- "No hour of life is wasted that is spent in the saddle."
– Winston Churchill
- "A man on a horse is spiritually as well as physically bigger than a man on foot."
– John Steinbeck
When man realizes that he can ride on a horse (instead of just using it as a work engine), he becomes a true monster out of legend. A whole new class of weapons is born, - fast, maneuverable and difficult to kill, which will create headaches for generals for millennia to come.

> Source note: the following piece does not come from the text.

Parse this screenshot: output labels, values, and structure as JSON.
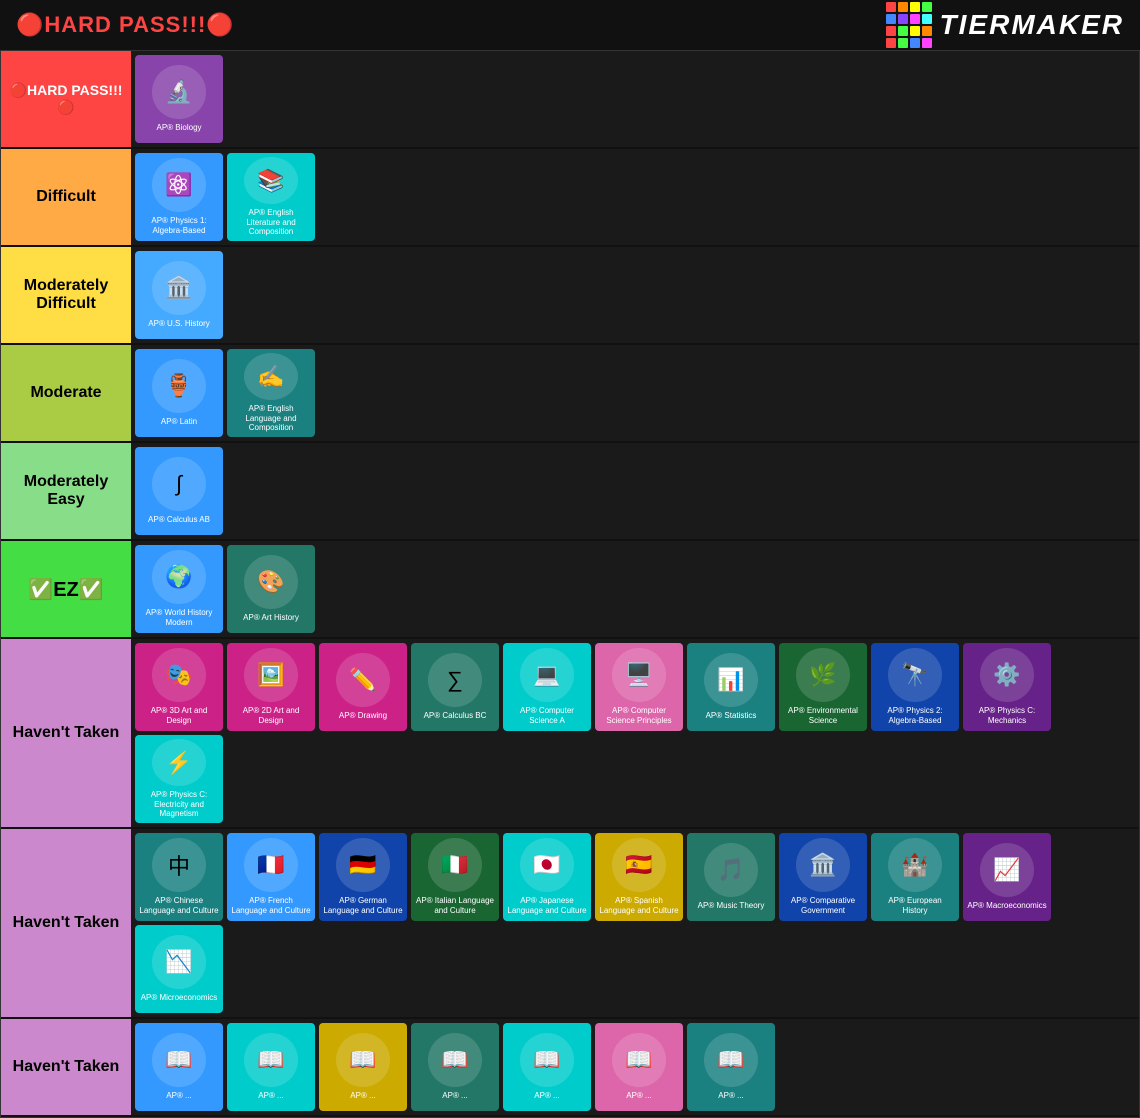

This class is also supported by its own building in the Encampment - the Stable.
Horseback Riding is an important early Classical Era gateway tech - it is directly or indirectly required to advance towards most techs in the lower part of the tree, so you should eventually research it. If you are a militaristic civ, you should do it as early as possible, because this tech will unlock, or lead to unlocking of most units of the Medieval Era (besides, of course, the Horseman, which is an incredibly powerful unit in the early game!). And even if you're not particularly battle-oriented, you will need it for Apprenticeship, which is one of the most important techs of the early game.
You can beeline easily Horseback Riding by researching Animal Husbandry -> Archery -> Horseback Riding (besides, unlocking the respective Eurecas is relatively easy). Having Horsemen will give a civ great advantage over others possessing even the more powerful units of the Ancient Era.
There is archaeological evidence that around 4000 BC humans had used bits on their horses in the basins of the Dnieper and Don rivers; skeletons of horses found in the region shows signs that the horses chomped on bits. Thus, horseback riding. It is thought that the Scythians of the steppes may well have been the first to develop the stirrup and the saddle, although the historical argument is as yet unconvincing. (And ancient Greek historians also claim that the Scythians were the first to geld stallions, hence making them more docile and controllable ... but that's another story.)
However, horses in the Bronze Age were relatively small by modern standards, some argue too small to be ridden comfortably or for any distance and more likely to have pulled wagons or chariots. On the other hand, Fell ponies – descended from Roman cavalry mounts – can easily carry a full-grown adult, and so it is likely that there was cavalry around long before the Greeks and Romans took to the battlefield (although this light cavalry was hardly a dominate factor in victory, mostly being used to slaughter the defeated foot soldiers trying to flee).
By the Middle Ages, however, heavily armored mounted knights dominated warfare in Europe. And in the Far East, Japanese samurai fought from horseback for centuries, although mostly as archers. Indeed, horseback riding archers were the most common type of cavalry in Central Asia for a millennium. The Arabians, astride their magnificent stallions, spread Islam across the Middle East, North Africa, and into India and Europe. Horseback riding quite literally shaped history.
Save in the Americas, where the native horse breeds had died out. Horseback riding was brought back to North America by European explorers and conquistadors, commencing with Columbus's 1493 voyage. Soon enough, the Plains Indians would be combating the white settlers from horseback.